In any organization, managers and leaders must deal with issues. Conflicts arise, schedules slip, and other unplanned events inevitably occur. This is to be expected, and most managers leap into the breach, doing any number of things to confront these challenges. This may include lending their own technical know how, working “on the line”, adding time and resources or forcing longer hours onto the team to name a few of the techniques I have seen over the years. Sometimes these sort of interventions can help a team, other times they can be destructive. Of course, if you approach a manager about a specific incident as a coach to understand what happened, there will always be a perfectly understandable explanation.

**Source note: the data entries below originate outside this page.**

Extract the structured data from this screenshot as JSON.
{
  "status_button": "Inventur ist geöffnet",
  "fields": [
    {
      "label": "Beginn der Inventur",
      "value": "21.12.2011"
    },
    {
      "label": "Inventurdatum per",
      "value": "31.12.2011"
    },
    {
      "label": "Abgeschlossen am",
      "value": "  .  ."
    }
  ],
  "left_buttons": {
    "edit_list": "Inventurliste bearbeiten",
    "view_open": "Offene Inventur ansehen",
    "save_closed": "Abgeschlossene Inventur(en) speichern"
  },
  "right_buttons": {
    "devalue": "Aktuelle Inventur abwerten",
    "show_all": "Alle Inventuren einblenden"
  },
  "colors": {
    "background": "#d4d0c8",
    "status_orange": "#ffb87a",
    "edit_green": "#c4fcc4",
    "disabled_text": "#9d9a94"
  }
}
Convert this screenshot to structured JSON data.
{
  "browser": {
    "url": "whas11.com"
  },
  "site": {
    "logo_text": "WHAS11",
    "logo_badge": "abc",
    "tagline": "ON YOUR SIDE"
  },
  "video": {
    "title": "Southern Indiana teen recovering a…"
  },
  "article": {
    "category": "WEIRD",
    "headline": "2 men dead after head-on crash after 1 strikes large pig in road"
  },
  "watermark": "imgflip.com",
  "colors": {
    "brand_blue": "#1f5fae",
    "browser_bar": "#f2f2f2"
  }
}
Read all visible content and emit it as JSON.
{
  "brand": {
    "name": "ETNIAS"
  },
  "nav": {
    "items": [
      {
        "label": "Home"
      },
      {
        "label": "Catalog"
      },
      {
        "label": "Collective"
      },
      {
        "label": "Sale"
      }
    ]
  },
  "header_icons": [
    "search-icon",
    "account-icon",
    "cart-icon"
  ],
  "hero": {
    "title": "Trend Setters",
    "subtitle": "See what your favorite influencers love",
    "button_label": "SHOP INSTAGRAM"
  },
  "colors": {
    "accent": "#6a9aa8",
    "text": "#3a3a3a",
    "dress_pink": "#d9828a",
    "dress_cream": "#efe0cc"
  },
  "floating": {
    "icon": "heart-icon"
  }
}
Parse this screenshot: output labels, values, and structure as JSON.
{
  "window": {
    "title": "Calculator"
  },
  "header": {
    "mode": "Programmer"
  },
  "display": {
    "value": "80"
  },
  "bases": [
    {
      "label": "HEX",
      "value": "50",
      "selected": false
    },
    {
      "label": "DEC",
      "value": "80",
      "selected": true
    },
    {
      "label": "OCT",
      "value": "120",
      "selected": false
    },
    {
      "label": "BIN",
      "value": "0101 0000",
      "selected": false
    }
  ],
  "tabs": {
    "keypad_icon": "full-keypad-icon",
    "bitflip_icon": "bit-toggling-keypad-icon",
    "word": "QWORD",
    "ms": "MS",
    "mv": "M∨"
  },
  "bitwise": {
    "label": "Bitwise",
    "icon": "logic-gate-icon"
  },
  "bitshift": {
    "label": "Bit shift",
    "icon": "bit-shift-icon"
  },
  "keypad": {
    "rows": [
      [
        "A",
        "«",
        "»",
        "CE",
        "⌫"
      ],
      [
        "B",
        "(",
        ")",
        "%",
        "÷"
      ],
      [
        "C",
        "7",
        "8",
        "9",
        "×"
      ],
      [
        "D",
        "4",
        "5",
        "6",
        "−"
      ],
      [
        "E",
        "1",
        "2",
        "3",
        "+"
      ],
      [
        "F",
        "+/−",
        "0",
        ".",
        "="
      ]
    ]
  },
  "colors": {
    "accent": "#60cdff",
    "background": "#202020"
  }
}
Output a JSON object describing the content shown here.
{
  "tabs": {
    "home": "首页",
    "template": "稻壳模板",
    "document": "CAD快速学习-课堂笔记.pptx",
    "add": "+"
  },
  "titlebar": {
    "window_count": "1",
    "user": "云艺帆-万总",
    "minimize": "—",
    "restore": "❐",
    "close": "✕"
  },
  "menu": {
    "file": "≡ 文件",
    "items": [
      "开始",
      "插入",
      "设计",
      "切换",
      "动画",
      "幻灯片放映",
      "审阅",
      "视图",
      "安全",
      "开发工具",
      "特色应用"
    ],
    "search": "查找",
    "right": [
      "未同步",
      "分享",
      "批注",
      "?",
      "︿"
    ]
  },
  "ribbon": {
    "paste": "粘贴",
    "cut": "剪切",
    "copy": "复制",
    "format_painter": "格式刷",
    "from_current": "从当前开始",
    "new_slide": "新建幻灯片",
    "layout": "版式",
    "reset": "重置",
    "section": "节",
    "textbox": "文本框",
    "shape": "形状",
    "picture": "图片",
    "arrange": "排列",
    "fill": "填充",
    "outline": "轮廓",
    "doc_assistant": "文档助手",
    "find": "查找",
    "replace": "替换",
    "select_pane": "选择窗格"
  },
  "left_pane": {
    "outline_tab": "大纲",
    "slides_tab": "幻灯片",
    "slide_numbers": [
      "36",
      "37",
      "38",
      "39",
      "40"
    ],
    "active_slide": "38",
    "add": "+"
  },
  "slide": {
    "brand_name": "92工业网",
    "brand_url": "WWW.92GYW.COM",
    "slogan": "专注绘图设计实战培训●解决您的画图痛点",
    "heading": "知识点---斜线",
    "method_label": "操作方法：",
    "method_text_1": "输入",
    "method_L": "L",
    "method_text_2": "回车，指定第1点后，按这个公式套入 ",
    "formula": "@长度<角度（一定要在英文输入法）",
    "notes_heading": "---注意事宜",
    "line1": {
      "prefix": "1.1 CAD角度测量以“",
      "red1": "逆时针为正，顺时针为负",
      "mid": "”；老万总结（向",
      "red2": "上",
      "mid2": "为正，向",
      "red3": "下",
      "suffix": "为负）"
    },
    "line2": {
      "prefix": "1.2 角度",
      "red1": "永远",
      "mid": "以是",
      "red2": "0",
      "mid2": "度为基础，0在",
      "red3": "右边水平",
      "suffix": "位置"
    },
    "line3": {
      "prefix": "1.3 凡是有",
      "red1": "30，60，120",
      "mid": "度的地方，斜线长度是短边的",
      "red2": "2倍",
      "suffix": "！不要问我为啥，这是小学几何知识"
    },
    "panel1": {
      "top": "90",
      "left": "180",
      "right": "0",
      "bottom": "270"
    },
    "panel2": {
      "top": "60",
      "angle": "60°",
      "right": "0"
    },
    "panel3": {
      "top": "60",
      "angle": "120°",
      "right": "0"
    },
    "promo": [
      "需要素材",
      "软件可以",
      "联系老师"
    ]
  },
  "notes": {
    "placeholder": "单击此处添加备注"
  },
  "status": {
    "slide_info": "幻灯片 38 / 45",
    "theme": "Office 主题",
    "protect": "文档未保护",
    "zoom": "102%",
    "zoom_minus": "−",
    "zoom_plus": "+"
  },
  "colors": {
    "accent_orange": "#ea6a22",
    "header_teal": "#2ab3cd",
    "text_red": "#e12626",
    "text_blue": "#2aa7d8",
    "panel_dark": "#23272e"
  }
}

A very important customer was at stake if they missed the date, they weren’t going to finish anything if more pressure – really overtime work – wasn’t applied, or this was a totally unique circumstance which will never occur again. Of course, these arguments in isolation are frequently correct, and the solutions sometimes work, for a time. When looking for an analogy of how to explain this behavior, I have come to characterize it as “organizational pain killers”. We work to deal with the various crisis, conflicts and challenges that confront a team, we must ask ourselves, are we solving the actual ailment or are we just administering pain killers?